In this book, an environmentalist goes on a rampage. His father, who is dying from liver cancer, and who is a Chicago mobster, wants to make right to his family before he dies. So, he picks up his son and a girl who reminds him of his daughter, who is deceased and they travel out west. In order to make things right to his son, who is an environmentalist, he has to eliminate carbon imprint issues, starting with murdering a elderly couple for owning an oversized RV camper. It gets worse from there. Joe Pickett gets involved because the foster child, April, who they thought lost years ago in an FBI attack on a survivalist camp seems to be traveling with them. The story makes sense to me, and the characters make sense also. Maybe some folks want like that an environmentalist will go on the rampage, but who knows what could happens with the right environment.

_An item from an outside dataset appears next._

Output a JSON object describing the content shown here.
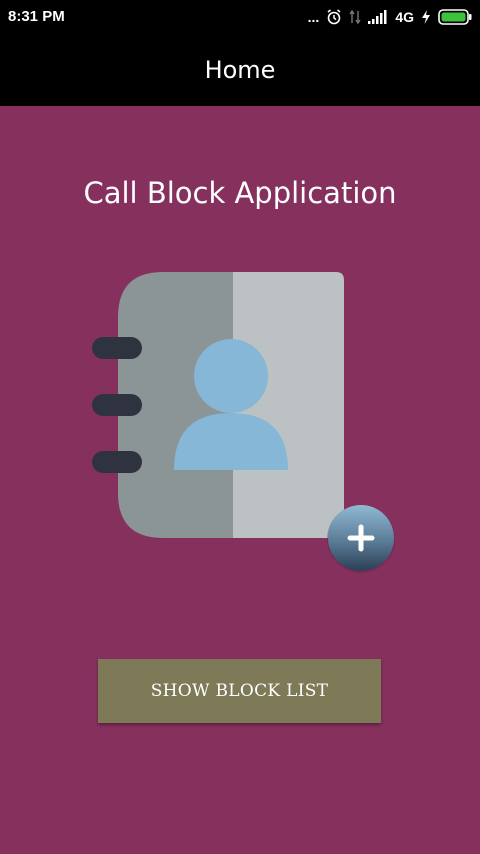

I have enjoyed this series so far but this book kind of went off the rails. As a piece of fiction, you have to suspend reality a bit when reading these books, but Below Zero really takes it too far. The father and son villains and the way they interact just makes no sense, especially with respect to the father who is a Chicago mobster, but when it comes to his son, he has no backbone whatsoever. A sign of a good book is that you become engrossed in the characters and their personalities. In this case the father/son duo were so unbelievable that I constantly found myself thinking that their dialogue and actions were simply ridiculous.
Likewise, bringing back the April Keeley character is simply too far-fetched. Also, yet another plot regarding environmental extremism. I think the author needs to move away from this topic for a while.

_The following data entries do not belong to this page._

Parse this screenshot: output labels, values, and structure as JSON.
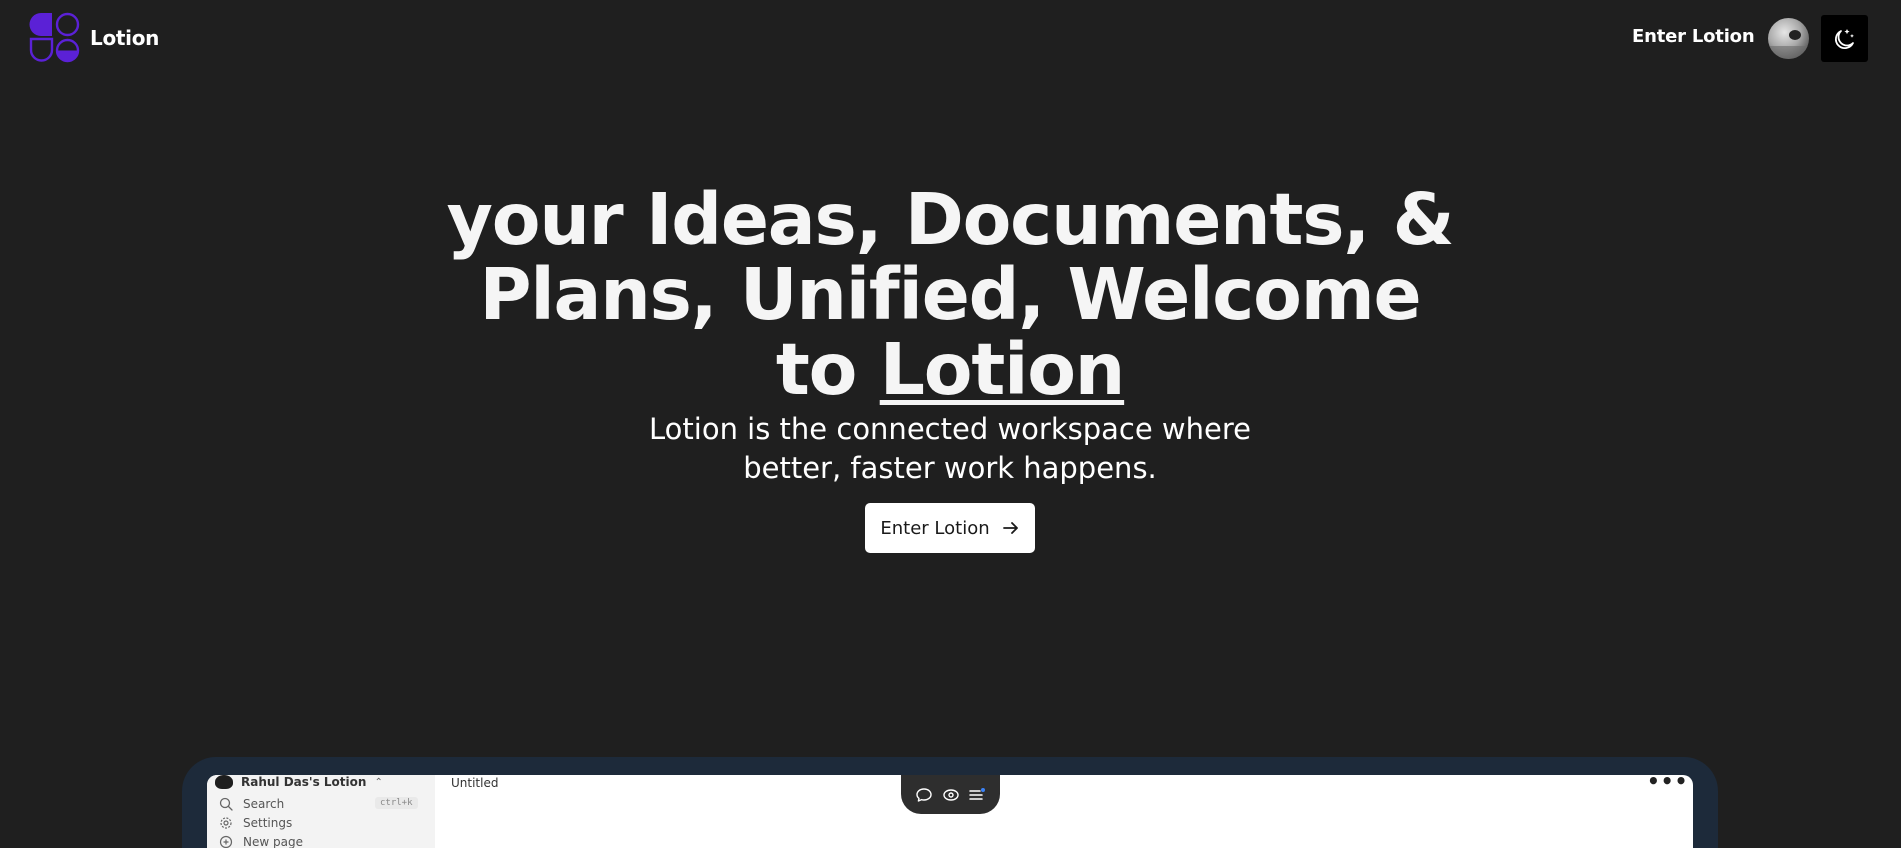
{
  "nav": {
    "brand_name": "Lotion",
    "enter_label": "Enter Lotion",
    "logo_color": "#5b21d6",
    "avatar_icon": "user-avatar-icon",
    "theme_icon": "moon-stars-icon"
  },
  "hero": {
    "title_prefix": "your Ideas, Documents, & Plans, Unified, Welcome to",
    "title_brand": "Lotion",
    "subtitle": "Lotion is the connected workspace where better, faster work happens.",
    "cta_label": "Enter Lotion",
    "cta_icon": "arrow-right-icon"
  },
  "preview": {
    "workspace_name": "Rahul Das's Lotion",
    "workspace_chevron": "⌃",
    "sidebar_items": [
      {
        "label": "Search",
        "icon": "search-icon",
        "shortcut": "ctrl+k"
      },
      {
        "label": "Settings",
        "icon": "settings-icon"
      },
      {
        "label": "New page",
        "icon": "plus-circle-icon"
      }
    ],
    "doc_title": "Untitled",
    "more_label": "•••",
    "toolbar_icons": [
      "comment-icon",
      "preview-icon",
      "menu-icon"
    ]
  },
  "colors": {
    "background": "#1f1f1f",
    "accent": "#5b21d6",
    "preview_frame": "#1d2a3a"
  }
}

I think the author has brought so many complications, twists and turns into the Pickett family and there myriad of problems and issues, that it has become burdensome to good storytelling. I recognize that conflict is needed to keep things interesting, but all of these plots and issues reminds me of the Jenga game -- pulling one more brick out will tumble the entire structure.
Started reading the Joe Picket series last year. The character development and evolution from book to book is wonderful - makes you feel like part of the family. Tie in sweeping vistas of the wild Wyoming west and wildlife - what's not to like? After a few books where Joe is pretty much on his own, Below Zero involves his family in a big way. The possibility of finding an adopted and loved family member presumed to be dead drives the action. All the favorite characters are there, along with a couple new villains. The whiny pseudo-environmentalist son is so annoying you want to reach inside your reader (or tree book) and slap him upside the head - a tribute to the way CJ Box writes.
For CJ Box fans, this is a 5-star book. If you are not yet a Box fan, I'd recommend starting with the first book in the Joe Picket series so that you can get the full appreciation and enjoyment out of Below Zero. I'm off to buy book #12.
Great book by Box, however this is why I rated it/ the seller a 2: So I'm reading along, enjoying the book, and when I flip the page... BAM part 2. But wait, I was just in the middle of a sentence, this chapter isn't over. Turns out, my book was missing half of chapter 7, and completely omitted chapters 8-9. NOT COOL! So, I kept reading thinking I'll just fill in the blanks as I go, but then a couple chapters later... 2 of the previous chapters were printed AGAIN! They weren't even the missing chapters either. So I enjoyed the book but this print version was completely messed up. Not sure if it was just mine, or there was a whole slew of misprinted books.
I love the Joe Pickett series. I have read all but the newest book, and will be buying that one tomorrow. If you are looking for a fast paced adventure all of the books in this series are very good. I love the characters and family relationships; not to mention the wonderfully complex and fascinating Nate Romanowski character. If you like the outdoors and mountains and the beauty of nature you should not miss any of these books. Mr. Box's writing puts you right there in the middle of Wyoming where the imagery will make you feel like you are actually seeing, smelling, and hearing nature right where you are. When I was told about this series I decided to start at book #1 so that I could know everything about Joe Pickett. I think if you do that you will get more of the back story, but if you start somewhere in the middle of the series I think you will be so intrigued that you will go back to the beginning..
Stick with this book - it grows and what starts out as an implausible story becomes believable once the main antagonist characters are developed.
CJ Box has written another page turner (they all are) with suspense and surprises that tie into current issues. In the case of the current issue on display here - environmental self-flagellation, Box does a good job of taking it to the extreme in this fast moving book full of surprises.
A character thought lost in book three or four of the Joe Pickett story makes a surprising return - and as a very sympathetic figure. Sympathetic at times also is a mobster facing death. He decides to make amends for a lousy life - and ends up blinded by his chance to reconnect with his son to greater evils the scion wants performed as part of the old man's penance.
I've read most of CJ Box's books. This one is one of my favorites. For some reason, I had missed this book which was written earlier than some of his later books that I've already read. Tied some loose ends together that are mentioned in later books. I also enjoyed the location which was also different from his other books. I'm on the list to get CJ Box books notifications so that I can read them as they come out. I like the way his descriptive writing paints a picture of characters and locations. Enjoyable book.